Distinct top-down and bottom-up attention networks revealed through high-resolution electrocorticography
Brain-wide networks operating at a millisecond timescale are thought to underlie our cognitive functions, but have never been observed directly. Neuroimaging studies based on hemodynamic signals visualized the precise topographies of brain-wide functional networks, but at low temporal resolution. Neurons and areas within these networks likely cooperate through rhythmic synchronization in multiple frequency bands. However, limitations of current recording methods have restricted our ability to detect and investigate these putative brain-wide synchronization networks. Only if extended corticocortical synchronization networks are observed directly and in behaving subjects, will we simultaneously reveal their topographies, frequencies, directions of information flow and cognitive functions, and thereby the relations among those properties. I will present data from large-scale, high-density electrocorticography grids, combining millisecond temporal and millimeter spatial resolution with coverage of large parts of one hemisphere. I will show that a given brain area may simultaneously participate in different networks that synchronize in distinct frequencies and mediate influences in counter-streams. A gamma-band (50 90 Hz) network synchronizes visual-occipital areas and parts of parietal cortex, and gamma-mediated inter-areal influences are bottom-up. A beta-band (peaking at 14 18 Hz) network synchronizes parietal and frontal areas and parts of visual cortex, and beta-mediated inter-areal influences are mostly top-down.

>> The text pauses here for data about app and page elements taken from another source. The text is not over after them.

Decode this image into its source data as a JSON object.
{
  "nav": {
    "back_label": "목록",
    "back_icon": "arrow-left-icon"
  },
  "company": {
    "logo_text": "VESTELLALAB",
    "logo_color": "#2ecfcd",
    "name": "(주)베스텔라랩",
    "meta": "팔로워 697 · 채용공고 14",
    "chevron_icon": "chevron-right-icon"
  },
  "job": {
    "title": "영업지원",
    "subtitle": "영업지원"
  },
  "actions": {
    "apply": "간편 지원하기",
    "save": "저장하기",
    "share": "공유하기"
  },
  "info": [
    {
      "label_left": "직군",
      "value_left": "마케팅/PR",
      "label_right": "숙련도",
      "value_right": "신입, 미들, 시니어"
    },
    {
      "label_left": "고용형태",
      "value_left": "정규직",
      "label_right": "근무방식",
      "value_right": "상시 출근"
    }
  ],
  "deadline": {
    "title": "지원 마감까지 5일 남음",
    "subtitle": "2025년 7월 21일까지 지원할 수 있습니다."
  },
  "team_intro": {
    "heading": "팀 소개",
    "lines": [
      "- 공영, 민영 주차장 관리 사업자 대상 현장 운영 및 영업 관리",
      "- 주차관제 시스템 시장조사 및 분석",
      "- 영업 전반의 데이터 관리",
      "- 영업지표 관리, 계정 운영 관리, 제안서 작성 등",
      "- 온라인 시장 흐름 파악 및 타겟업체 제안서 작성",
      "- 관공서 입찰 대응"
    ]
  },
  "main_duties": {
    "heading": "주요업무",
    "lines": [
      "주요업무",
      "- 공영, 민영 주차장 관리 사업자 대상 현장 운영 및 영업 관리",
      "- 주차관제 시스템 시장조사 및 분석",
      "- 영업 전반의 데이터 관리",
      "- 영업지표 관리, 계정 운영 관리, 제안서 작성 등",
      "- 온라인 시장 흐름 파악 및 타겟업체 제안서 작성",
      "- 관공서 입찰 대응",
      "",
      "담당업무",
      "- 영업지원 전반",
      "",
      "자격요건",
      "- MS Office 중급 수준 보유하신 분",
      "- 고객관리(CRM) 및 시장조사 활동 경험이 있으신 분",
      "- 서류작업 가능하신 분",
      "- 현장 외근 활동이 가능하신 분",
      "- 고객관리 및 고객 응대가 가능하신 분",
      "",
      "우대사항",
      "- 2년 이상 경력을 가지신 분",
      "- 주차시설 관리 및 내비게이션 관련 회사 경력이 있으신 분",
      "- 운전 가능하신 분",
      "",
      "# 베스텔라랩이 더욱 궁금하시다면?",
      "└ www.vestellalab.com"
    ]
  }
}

Both networks subserve the cognitive function of attention: gamma- and beta-mediated inter-areal influences are enhanced when they mediate behaviorally relevant signals. The direct topographical demonstration of rhythmic synchronization-defined networks constitutes a new quality of brain network investigation and opens an important window onto their function.